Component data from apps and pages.
>>>>>

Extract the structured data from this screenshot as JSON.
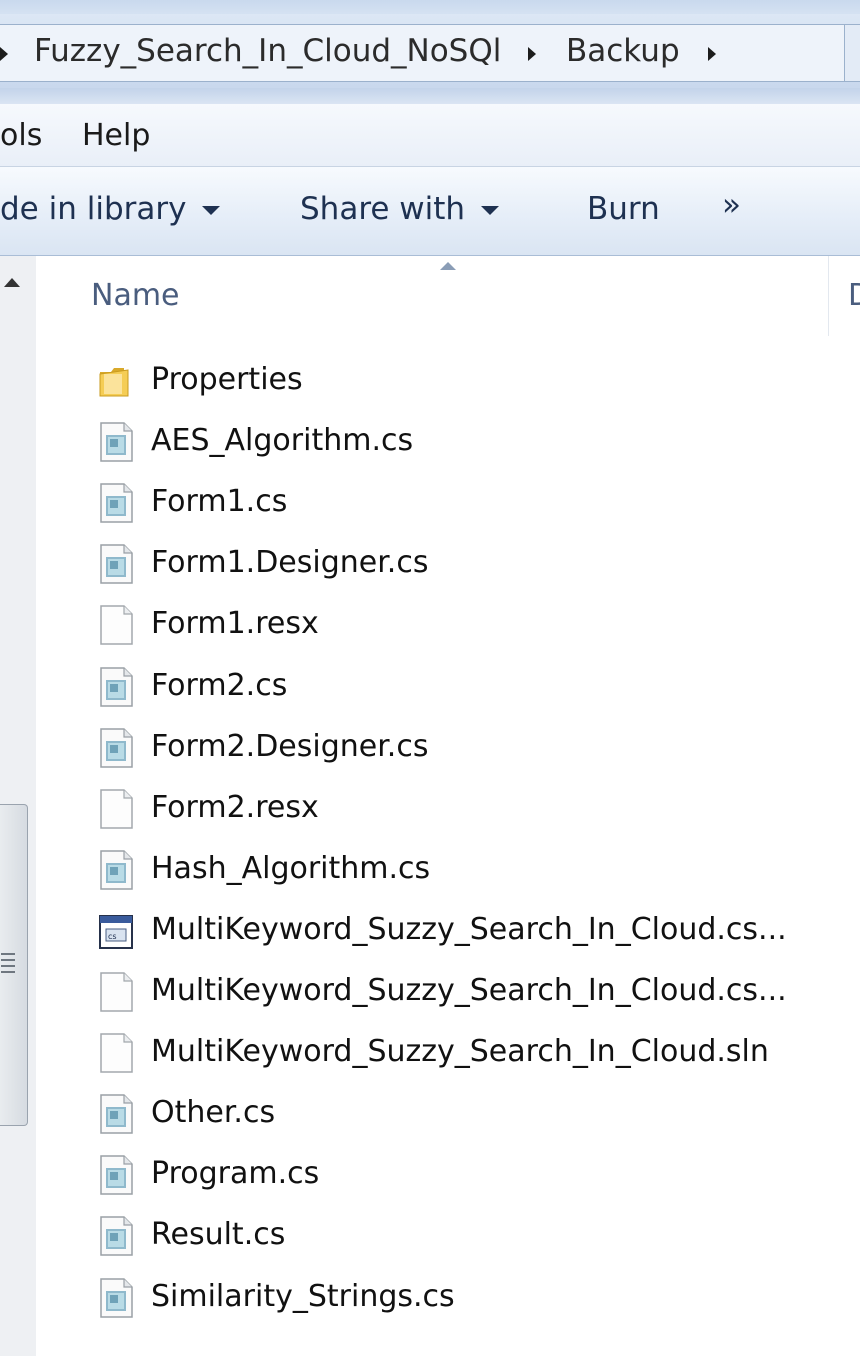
{
  "address": {
    "crumbs": [
      "Fuzzy_Search_In_Cloud_NoSQl",
      "Backup"
    ]
  },
  "menu": {
    "items": [
      "ols",
      "Help"
    ]
  },
  "toolbar": {
    "include_label": "de in library",
    "share_label": "Share with",
    "burn_label": "Burn",
    "more_label": "»"
  },
  "columns": {
    "name": "Name",
    "next": "D"
  },
  "files": [
    {
      "name": "Properties",
      "icon": "folder-icon"
    },
    {
      "name": "AES_Algorithm.cs",
      "icon": "cs-file-icon"
    },
    {
      "name": "Form1.cs",
      "icon": "cs-file-icon"
    },
    {
      "name": "Form1.Designer.cs",
      "icon": "cs-file-icon"
    },
    {
      "name": "Form1.resx",
      "icon": "blank-file-icon"
    },
    {
      "name": "Form2.cs",
      "icon": "cs-file-icon"
    },
    {
      "name": "Form2.Designer.cs",
      "icon": "cs-file-icon"
    },
    {
      "name": "Form2.resx",
      "icon": "blank-file-icon"
    },
    {
      "name": "Hash_Algorithm.cs",
      "icon": "cs-file-icon"
    },
    {
      "name": "MultiKeyword_Suzzy_Search_In_Cloud.cs...",
      "icon": "csproj-file-icon"
    },
    {
      "name": "MultiKeyword_Suzzy_Search_In_Cloud.cs...",
      "icon": "blank-file-icon"
    },
    {
      "name": "MultiKeyword_Suzzy_Search_In_Cloud.sln",
      "icon": "blank-file-icon"
    },
    {
      "name": "Other.cs",
      "icon": "cs-file-icon"
    },
    {
      "name": "Program.cs",
      "icon": "cs-file-icon"
    },
    {
      "name": "Result.cs",
      "icon": "cs-file-icon"
    },
    {
      "name": "Similarity_Strings.cs",
      "icon": "cs-file-icon"
    }
  ],
  "colors": {
    "accent": "#1e3151",
    "header_text": "#4a5d7e"
  }
}
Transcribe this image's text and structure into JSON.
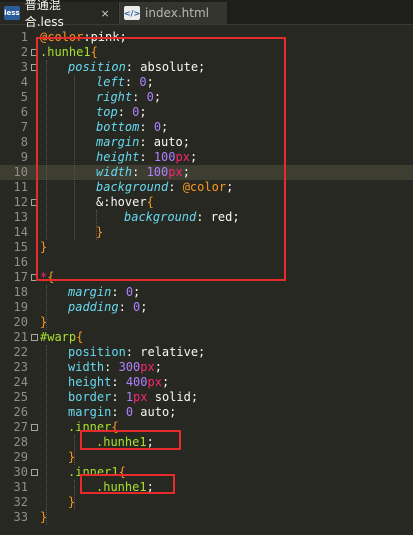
{
  "tabs": [
    {
      "icon": "less",
      "label": "普通混合.less",
      "close": "×",
      "active": true
    },
    {
      "icon": "html",
      "label": "index.html",
      "active": false
    }
  ],
  "icon_texts": {
    "less": "less",
    "html": "</>"
  },
  "highlight_line": 10,
  "lines": [
    {
      "n": "1",
      "fold": false,
      "indent": 0,
      "tokens": [
        [
          "c-var",
          "@color"
        ],
        [
          "code",
          ":pink;"
        ]
      ]
    },
    {
      "n": "2",
      "fold": true,
      "indent": 0,
      "tokens": [
        [
          "c-sel",
          ".hunhe1"
        ],
        [
          "c-brace",
          "{"
        ]
      ]
    },
    {
      "n": "3",
      "fold": true,
      "indent": 1,
      "tokens": [
        [
          "c-prop",
          "position"
        ],
        [
          "code",
          ": absolute;"
        ]
      ]
    },
    {
      "n": "4",
      "fold": false,
      "indent": 2,
      "tokens": [
        [
          "c-prop",
          "left"
        ],
        [
          "code",
          ": "
        ],
        [
          "c-num",
          "0"
        ],
        [
          "code",
          ";"
        ]
      ]
    },
    {
      "n": "5",
      "fold": false,
      "indent": 2,
      "tokens": [
        [
          "c-prop",
          "right"
        ],
        [
          "code",
          ": "
        ],
        [
          "c-num",
          "0"
        ],
        [
          "code",
          ";"
        ]
      ]
    },
    {
      "n": "6",
      "fold": false,
      "indent": 2,
      "tokens": [
        [
          "c-prop",
          "top"
        ],
        [
          "code",
          ": "
        ],
        [
          "c-num",
          "0"
        ],
        [
          "code",
          ";"
        ]
      ]
    },
    {
      "n": "7",
      "fold": false,
      "indent": 2,
      "tokens": [
        [
          "c-prop",
          "bottom"
        ],
        [
          "code",
          ": "
        ],
        [
          "c-num",
          "0"
        ],
        [
          "code",
          ";"
        ]
      ]
    },
    {
      "n": "8",
      "fold": false,
      "indent": 2,
      "tokens": [
        [
          "c-prop",
          "margin"
        ],
        [
          "code",
          ": auto;"
        ]
      ]
    },
    {
      "n": "9",
      "fold": false,
      "indent": 2,
      "tokens": [
        [
          "c-prop",
          "height"
        ],
        [
          "code",
          ": "
        ],
        [
          "c-num",
          "100"
        ],
        [
          "c-unit",
          "px"
        ],
        [
          "code",
          ";"
        ]
      ]
    },
    {
      "n": "10",
      "fold": false,
      "indent": 2,
      "tokens": [
        [
          "c-prop",
          "width"
        ],
        [
          "code",
          ": "
        ],
        [
          "c-num",
          "100"
        ],
        [
          "c-unit",
          "px"
        ],
        [
          "code",
          ";"
        ]
      ]
    },
    {
      "n": "11",
      "fold": false,
      "indent": 2,
      "tokens": [
        [
          "c-prop",
          "background"
        ],
        [
          "code",
          ": "
        ],
        [
          "c-atvar",
          "@color"
        ],
        [
          "code",
          ";"
        ]
      ]
    },
    {
      "n": "12",
      "fold": true,
      "indent": 2,
      "tokens": [
        [
          "code",
          "&:hover"
        ],
        [
          "c-brace",
          "{"
        ]
      ]
    },
    {
      "n": "13",
      "fold": false,
      "indent": 3,
      "tokens": [
        [
          "c-prop",
          "background"
        ],
        [
          "code",
          ": red;"
        ]
      ]
    },
    {
      "n": "14",
      "fold": false,
      "indent": 2,
      "tokens": [
        [
          "c-brace",
          "}"
        ]
      ]
    },
    {
      "n": "15",
      "fold": false,
      "indent": 0,
      "tokens": [
        [
          "c-brace",
          "}"
        ]
      ]
    },
    {
      "n": "16",
      "fold": false,
      "indent": 0,
      "tokens": []
    },
    {
      "n": "17",
      "fold": true,
      "indent": 0,
      "tokens": [
        [
          "c-star",
          "*"
        ],
        [
          "c-brace",
          "{"
        ]
      ]
    },
    {
      "n": "18",
      "fold": false,
      "indent": 1,
      "tokens": [
        [
          "c-prop",
          "margin"
        ],
        [
          "code",
          ": "
        ],
        [
          "c-num",
          "0"
        ],
        [
          "code",
          ";"
        ]
      ]
    },
    {
      "n": "19",
      "fold": false,
      "indent": 1,
      "tokens": [
        [
          "c-prop",
          "padding"
        ],
        [
          "code",
          ": "
        ],
        [
          "c-num",
          "0"
        ],
        [
          "code",
          ";"
        ]
      ]
    },
    {
      "n": "20",
      "fold": false,
      "indent": 0,
      "tokens": [
        [
          "c-brace",
          "}"
        ]
      ]
    },
    {
      "n": "21",
      "fold": true,
      "indent": 0,
      "tokens": [
        [
          "c-sel",
          "#warp"
        ],
        [
          "c-brace",
          "{"
        ]
      ]
    },
    {
      "n": "22",
      "fold": false,
      "indent": 1,
      "tokens": [
        [
          "c-kw",
          "position"
        ],
        [
          "code",
          ": relative;"
        ]
      ]
    },
    {
      "n": "23",
      "fold": false,
      "indent": 1,
      "tokens": [
        [
          "c-kw",
          "width"
        ],
        [
          "code",
          ": "
        ],
        [
          "c-num",
          "300"
        ],
        [
          "c-unit",
          "px"
        ],
        [
          "code",
          ";"
        ]
      ]
    },
    {
      "n": "24",
      "fold": false,
      "indent": 1,
      "tokens": [
        [
          "c-kw",
          "height"
        ],
        [
          "code",
          ": "
        ],
        [
          "c-num",
          "400"
        ],
        [
          "c-unit",
          "px"
        ],
        [
          "code",
          ";"
        ]
      ]
    },
    {
      "n": "25",
      "fold": false,
      "indent": 1,
      "tokens": [
        [
          "c-kw",
          "border"
        ],
        [
          "code",
          ": "
        ],
        [
          "c-num",
          "1"
        ],
        [
          "c-unit",
          "px"
        ],
        [
          "code",
          " solid;"
        ]
      ]
    },
    {
      "n": "26",
      "fold": false,
      "indent": 1,
      "tokens": [
        [
          "c-kw",
          "margin"
        ],
        [
          "code",
          ": "
        ],
        [
          "c-num",
          "0"
        ],
        [
          "code",
          " auto;"
        ]
      ]
    },
    {
      "n": "27",
      "fold": true,
      "indent": 1,
      "tokens": [
        [
          "c-sel",
          ".inner"
        ],
        [
          "c-brace",
          "{"
        ]
      ]
    },
    {
      "n": "28",
      "fold": false,
      "indent": 2,
      "tokens": [
        [
          "c-sel",
          ".hunhe1"
        ],
        [
          "code",
          ";"
        ]
      ]
    },
    {
      "n": "29",
      "fold": false,
      "indent": 1,
      "tokens": [
        [
          "c-brace",
          "}"
        ]
      ]
    },
    {
      "n": "30",
      "fold": true,
      "indent": 1,
      "tokens": [
        [
          "c-sel",
          ".inner1"
        ],
        [
          "c-brace",
          "{"
        ]
      ]
    },
    {
      "n": "31",
      "fold": false,
      "indent": 2,
      "tokens": [
        [
          "c-sel",
          ".hunhe1"
        ],
        [
          "code",
          ";"
        ]
      ]
    },
    {
      "n": "32",
      "fold": false,
      "indent": 1,
      "tokens": [
        [
          "c-brace",
          "}"
        ]
      ]
    },
    {
      "n": "33",
      "fold": false,
      "indent": 0,
      "tokens": [
        [
          "c-brace",
          "}"
        ]
      ]
    }
  ]
}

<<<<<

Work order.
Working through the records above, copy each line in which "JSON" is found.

Result of this exercise.
Extract the structured data from this screenshot as JSON.
Transcribe this image's text and structure into JSON.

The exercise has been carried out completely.